Peel the potatoes if you like, boil in a soup pot. Brown bacon with the onion and garlic. Add milk/cream and butter, salt and pepper, herbs, bacon, onion, and garlic to the potatoes. Let cook and mash together. Add a bit of shredded parmesan cheese and chopped herbs to top!

Stay warm and eat well!

Thursday, January 12, 2012

Sauteed Sunchokes with Sunflower Seeds

What to do with all these knobby roots this time of year? Here is a new recipe for sunchokes that Terry tried out just a few nights ago, and was generous enough to share some with me! No need to peel the sunchokes, just scrub them well and slice them thinly. Terry chose to use peanut oil, a great decision! And I loved it so much I just had to let you all in on this amazing recipe from Vegetarian Cooking for Everyone by Deborah Madison.

Sauteed Sunchokes with Sunflower Seeds
1 1/2 pounds sunchokes (also called Jerusalem artichokes), sliced into 1/4 inch rounds
2 tablespoons sunflower seed oil, or other high heat oil such as peanut to taste
3 tablespoons sunflower seeds, toasted
2 tablespoons parsley, chopped
1 teaspoon chopped thyme

Saute the sunchokes in the oil in a large skillet over high heat until lightly browned and tender, but still a bit crisp. Taste them as they cook; they can be done in 5 minutes or as many as 10 minutes. Season to taste with salt and pepper, add the sunflower seeds, parsley, and thyme, and toss well. Serves 4-6.

Monday, January 9, 2012

Kohlrabi Tzatziki

Kohlrabi is a "stout' member of the brassica family along with cauliflower, cabbage, broccoli...some of our favorite veggies here in the Pacific Northwest! Visually it is the most distinctive of it's family, although it's taste is familiar, crisp, sweet, and similar to cabbage. I still get questions everyday at the farm store about this delightful vegetable. While it can be cooked, at Terry's Berries we really prefer it raw.

Grated fresh over salads, or in a winter veggie slaw, with a bit of vinegar, salt, and pepper, it's just delicious. Around this time of year the green or purple skin on the outside gets very thick, so be sure to peel the kohlrabi before use. Also be sure to slice the bottom of it off because where it attaches to the stalk can be a bit tough and woody. After that the kohlrabi can then be thinly cut (excellent for a veggie party platter or for veggie sticks for a school lunch bag) or grated. Or check out this super easy recipe from New York Magazine, where it is used as a substitute for cucumber in a cooler season tzatziki.

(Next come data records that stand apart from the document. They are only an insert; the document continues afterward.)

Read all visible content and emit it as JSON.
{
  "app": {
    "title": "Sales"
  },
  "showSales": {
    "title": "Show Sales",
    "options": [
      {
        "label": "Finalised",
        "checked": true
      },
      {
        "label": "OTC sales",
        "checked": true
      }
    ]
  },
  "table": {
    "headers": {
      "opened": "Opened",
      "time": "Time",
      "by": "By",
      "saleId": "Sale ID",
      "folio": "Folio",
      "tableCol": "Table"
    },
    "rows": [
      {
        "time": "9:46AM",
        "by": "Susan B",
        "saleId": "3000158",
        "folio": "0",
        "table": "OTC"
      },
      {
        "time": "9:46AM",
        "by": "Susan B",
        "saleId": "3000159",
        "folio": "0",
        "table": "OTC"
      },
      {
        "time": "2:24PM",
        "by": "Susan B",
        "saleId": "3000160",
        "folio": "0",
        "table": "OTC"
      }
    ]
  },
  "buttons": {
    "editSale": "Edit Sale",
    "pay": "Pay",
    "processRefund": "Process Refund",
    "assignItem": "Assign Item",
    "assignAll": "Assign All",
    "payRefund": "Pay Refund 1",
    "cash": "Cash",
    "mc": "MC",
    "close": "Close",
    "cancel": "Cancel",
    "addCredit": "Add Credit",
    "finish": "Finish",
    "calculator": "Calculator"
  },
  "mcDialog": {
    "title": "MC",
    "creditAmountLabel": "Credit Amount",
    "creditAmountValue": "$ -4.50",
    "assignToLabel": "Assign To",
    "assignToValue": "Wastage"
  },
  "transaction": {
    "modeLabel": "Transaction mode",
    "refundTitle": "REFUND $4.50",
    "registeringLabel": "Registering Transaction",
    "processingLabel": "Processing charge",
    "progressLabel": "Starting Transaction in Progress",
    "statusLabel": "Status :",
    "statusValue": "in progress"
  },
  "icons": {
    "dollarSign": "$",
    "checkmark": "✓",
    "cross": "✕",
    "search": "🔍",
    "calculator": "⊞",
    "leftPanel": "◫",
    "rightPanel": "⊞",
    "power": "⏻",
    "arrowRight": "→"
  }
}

Charles Brassards Kohlrabi Tzatziki

4 medium kohlrabi
3 cloves garlic, finely chopped
1 tbs. salt
1 qt. Greek yogurt
2 oz. lemon juice
1/4 cup mint, roughly chopped
Extra-virgin olive oil, to taste
Freshly ground black pepper to taste

(1) Cut the leaves off the kohlrabi, and save them for another use. (2) Peel away tough outer skin.(3) Cut bulbs into large pieces, and coarsely grate them. In a bowl, combine grated kohlrabi, chopped garlic, and tablespoon of salt and let sit for 15 minutes to draw out liquid. Strain or squeeze out liquid, and discard. Toss kohlrabi with yogurt, lemon juice, mint, and a drizzle of olive oil. Season with salt and pepper. Serve as a side with grilled fish or meats.